Two years ago during the Thunder-Laker playoff series, I got to chat with Ron Artest (this was before the name change). Just the two of us. I wrote about Artest’s efforts to change his bad-boy image. You can read that column here.
Artest, now Metta World Peace, laid those efforts in ruin Sunday in Los Angeles, where his vicious elbow, not in the flow of play, sent the Thunder’s James Harden to the floor with a concussion. Harden’s status remains unknown, and really, so does Metta World Chaos’.
A player with a rap sheet like Chaos’ will draw a hefty penalty from NBA commissioner David Stern. Some say five games, some say 10, some say more. But Stern has a problem. Whatever penalty he selects, he knows it’s fully punitive. Knows the penalty’s full effects will be the harm it does to the Lakers and to Chaos personally. None of the penalty will be rehabilitative.
Chaos has shown himself to be unchangeable. His repeated outbursts, notably the brawl in Auburn Hills, Mich., that gave the NBA perhaps its worst black eye ever, have reached the point where we now know for certain that Chaos will erupt. Kobe Bryant can call him “sweet.” I can spend five minutes with him and declare that the league’s bad boy has mellowed in his old age. But now we know that the Artest formerly known as Ron will explode. The only variable is time.
Which is why Stern faces a dilemma. Punishment won’t serve as a deterrent. Artest once was suspended for 73 games, yet his ways haven’t changed. Just as imprisonment hasn’t scared off some criminals from committing crimes, suspensions have no effect on Chaos.
How should I say this? Metta World Chaos is a kook. Not a kook in the way your brother-in-law is a kook. A kook in the clinical sense. There’s a wiring issue. Chaos is a stranger in a stranger land. He doesn’t fit, even in the surreal culture of the NBA. How is Stern to discipline someone who really doesn’t respond to discipline? The only answer is banishment. And Stern doesn’t want to banish Chaos. I don’t want Stern to banish Chaos. Heck, James Harden doesn’t Stern to banish Chaos. The NBA is a more interesting place with Chaos.

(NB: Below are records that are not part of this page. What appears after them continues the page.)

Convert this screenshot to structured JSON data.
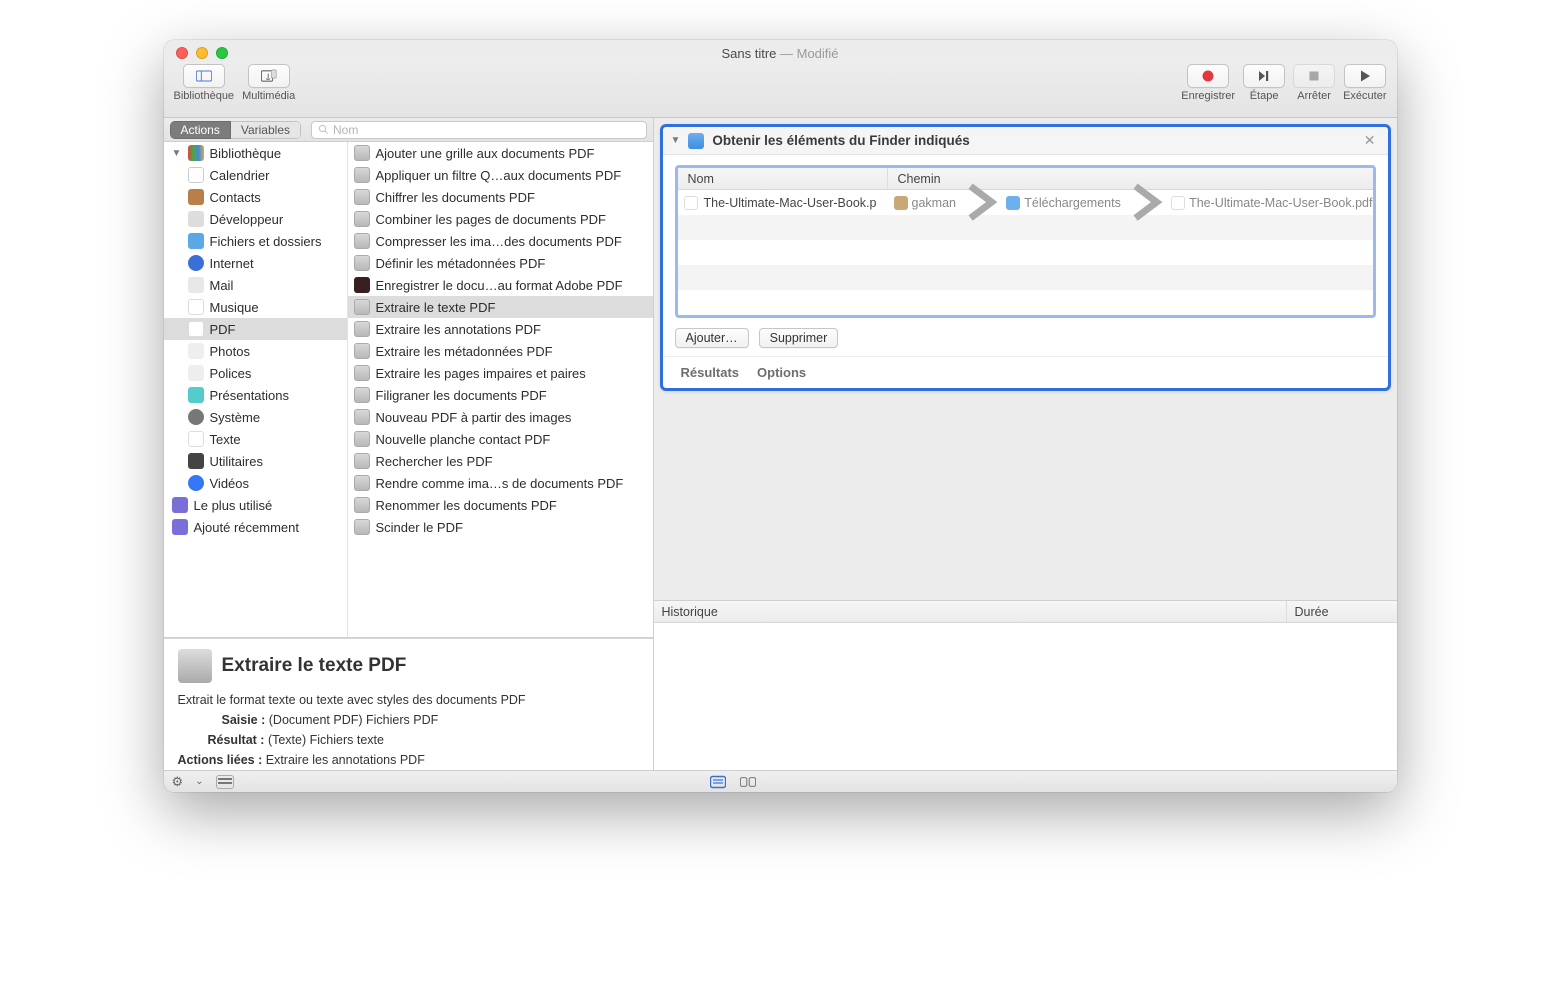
{
  "window": {
    "title": "Sans titre",
    "modified_suffix": " — Modifié"
  },
  "toolbar": {
    "library_label": "Bibliothèque",
    "media_label": "Multimédia",
    "record_label": "Enregistrer",
    "step_label": "Étape",
    "stop_label": "Arrêter",
    "run_label": "Exécuter"
  },
  "library": {
    "tabs": {
      "actions": "Actions",
      "variables": "Variables"
    },
    "search_placeholder": "Nom",
    "root_label": "Bibliothèque",
    "categories": [
      {
        "label": "Calendrier",
        "icon": "ic-cal"
      },
      {
        "label": "Contacts",
        "icon": "ic-contacts"
      },
      {
        "label": "Développeur",
        "icon": "ic-dev"
      },
      {
        "label": "Fichiers et dossiers",
        "icon": "ic-folder"
      },
      {
        "label": "Internet",
        "icon": "ic-internet"
      },
      {
        "label": "Mail",
        "icon": "ic-mail"
      },
      {
        "label": "Musique",
        "icon": "ic-music"
      },
      {
        "label": "PDF",
        "icon": "ic-pdf",
        "selected": true
      },
      {
        "label": "Photos",
        "icon": "ic-photos"
      },
      {
        "label": "Polices",
        "icon": "ic-fonts"
      },
      {
        "label": "Présentations",
        "icon": "ic-pres"
      },
      {
        "label": "Système",
        "icon": "ic-sys"
      },
      {
        "label": "Texte",
        "icon": "ic-text"
      },
      {
        "label": "Utilitaires",
        "icon": "ic-util"
      },
      {
        "label": "Vidéos",
        "icon": "ic-video"
      }
    ],
    "smart_folders": [
      {
        "label": "Le plus utilisé",
        "icon": "ic-purple"
      },
      {
        "label": "Ajouté récemment",
        "icon": "ic-purple"
      }
    ],
    "actions": [
      {
        "label": "Ajouter une grille aux documents PDF"
      },
      {
        "label": "Appliquer un filtre Q…aux documents PDF"
      },
      {
        "label": "Chiffrer les documents PDF"
      },
      {
        "label": "Combiner les pages de documents PDF"
      },
      {
        "label": "Compresser les ima…des documents PDF"
      },
      {
        "label": "Définir les métadonnées PDF"
      },
      {
        "label": "Enregistrer le docu…au format Adobe PDF",
        "adobe": true
      },
      {
        "label": "Extraire le texte PDF",
        "selected": true
      },
      {
        "label": "Extraire les annotations PDF"
      },
      {
        "label": "Extraire les métadonnées PDF"
      },
      {
        "label": "Extraire les pages impaires et paires"
      },
      {
        "label": "Filigraner les documents PDF"
      },
      {
        "label": "Nouveau PDF à partir des images"
      },
      {
        "label": "Nouvelle planche contact PDF"
      },
      {
        "label": "Rechercher les PDF"
      },
      {
        "label": "Rendre comme ima…s de documents PDF"
      },
      {
        "label": "Renommer les documents PDF"
      },
      {
        "label": "Scinder le PDF"
      }
    ]
  },
  "description": {
    "title": "Extraire le texte PDF",
    "body": "Extrait le format texte ou texte avec styles des documents PDF",
    "input_label": "Saisie :",
    "input_value": "(Document PDF) Fichiers PDF",
    "output_label": "Résultat :",
    "output_value": "(Texte) Fichiers texte",
    "related_label": "Actions liées :",
    "related_value": "Extraire les annotations PDF"
  },
  "workflow": {
    "action_title": "Obtenir les éléments du Finder indiqués",
    "table": {
      "col_nom": "Nom",
      "col_chemin": "Chemin",
      "rows": [
        {
          "name": "The-Ultimate-Mac-User-Book.p",
          "path_segments": [
            "gakman",
            "Téléchargements",
            "The-Ultimate-Mac-User-Book.pdf"
          ]
        }
      ]
    },
    "add_button": "Ajouter…",
    "remove_button": "Supprimer",
    "footer": {
      "results": "Résultats",
      "options": "Options"
    }
  },
  "log": {
    "history_label": "Historique",
    "duration_label": "Durée"
  }
}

Of course, a stiff suspension could be a deterrent to other NBA players. Just because Chaos doesn’t get it doesn’t mean right-thinking players wouldn’t give pause. The NBA is dealing with a couple of hot-button issues — the concussion frenzy that envelopes all sports, plus the flagrant fouls, which seem to be accelerating.
So Stern could use the mugging of Harden to spread the word that he is intent on keeping the NBA’s streets safe. Just as long as he knows the penalty will have little bearing on Metta World Chaos himself.